3.3.1 The description of the patent specification explicitly mentions in paragraph  the phenomenon of flash fogging and its relevance for safety. Document E1 is to be regarded as the starting point for the assessment of inventive step in particular because it specifically deals with avoiding this phenomenon. Document E12 is silent about the flash fogging phenomenon and its relevance for safety.
3.3.2 As submitted by the respondent, the state of the art on file consistently discloses HVAC systems having the same heat exchanger arrangement for the front and the rear parts of the passenger compartment. Since the flash fogging problem has already been considered and solved in the HVAC system according to document E1, namely by providing separate heat exchangers for cooling and heating, a skilled person desiring to improve the system of E1 would have no reason to dispense, of all things, with the feature that allows to avoid flash fogging. Thus, based on an objective assessment of the prior art, the obvious solution to the above-mentioned technical problem would be to provide separate heat exchangers for cooling and heating the rear part of the passenger compartment.
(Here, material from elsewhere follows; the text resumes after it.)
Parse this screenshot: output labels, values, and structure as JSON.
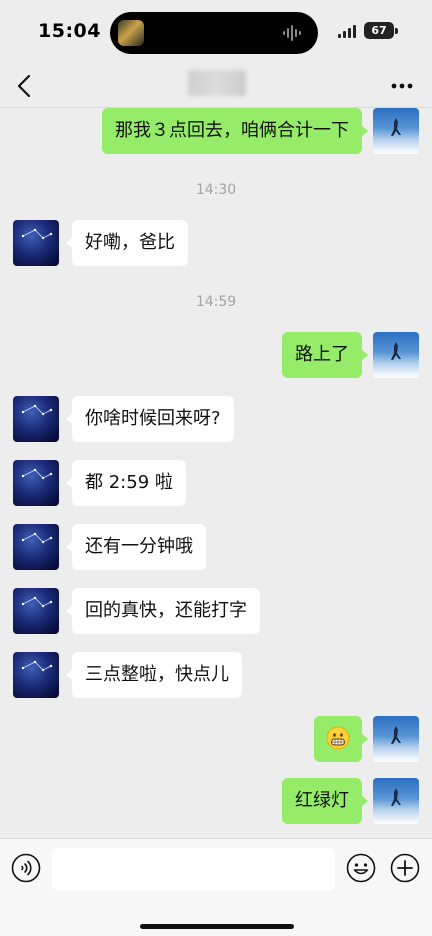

The recognition that separate heat exchangers would not be necessary because flash fogging would not represent a problem for the rear part of the passenger compartment is not one which can be derived from the available prior art and justifies therefore the presence of an inventive step.
3.4 The appellant argues that the skilled person knows that flash fogging does not cause safety problems in the rear part of the passenger compartment. In the absence of any evidence, however, this argument can only be regarded as an unsubstantiated allegation. Furthermore, in the absence of any indications in the prior art in that respect, the assumption that the skilled person would recognize that flash fogging would not cause problems in the rear part of the vehicle compartment and thus would recognize that, for improving the system of E1 as regards the rear part of the passenger compartment, there would be no need for separate heat exchangers for cooling and heating in that part must be regarded as based on hindsight.
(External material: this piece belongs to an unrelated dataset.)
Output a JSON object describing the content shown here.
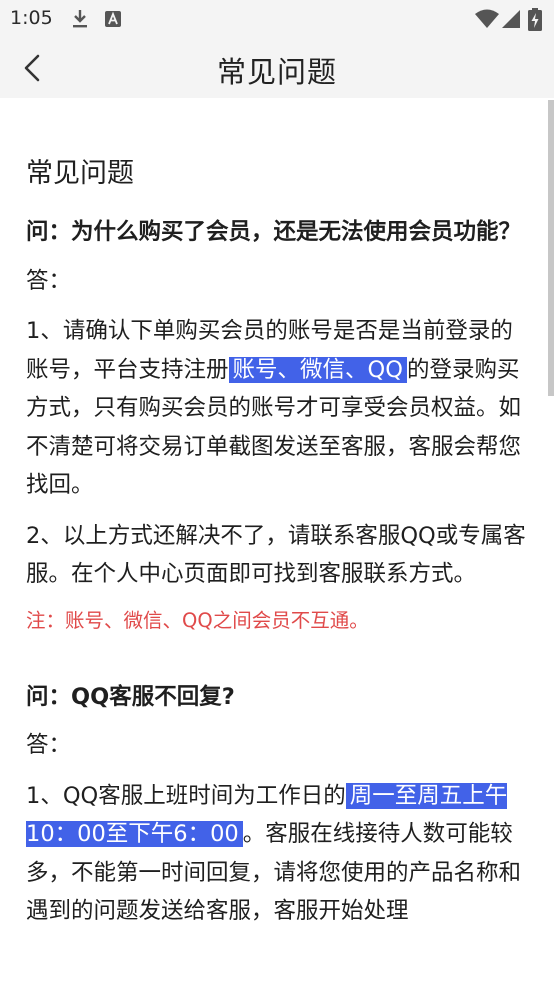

From the above it also follows that the choice of a single heat exchanger for cooling and heating cannot simply be regarded, as argued by the appellant, as an obvious selection among a restricted number of possibilities. Indeed, as explained, the skilled person would in fact exclude the possibility of modifying the system of E1 by providing a single heat exchanger for cooling and heating.
3.5 In its written submissions the appellant further argued lack of inventive step in view of the combination of A1 and E12, A1 representing an alternative to E1 as the starting point. Since A1 discloses a system similar to that of E1, which also differs from the subject-matter of claim 1 by the above-mentioned features 7 and 8 (see point 3.1), and since A1 focuses on the performance of the air conditioner (see par. ) and consistently teaches to provide separate heat exchangers for cooling and heating (see e.g. Figs. 1 to 12), in analogy to the above reasoning in respect of E1 as the starting point, there is no reason for the skilled person to consider modifying the system of A1 by providing a single heat exchanger as disclosed by E12 for cooling and heating the rear part of the passenger compartment. On the contrary, the obvious solution would be to essentially duplicate the system of A1.
For these reasons it is decided that:
The appeal is dismissed.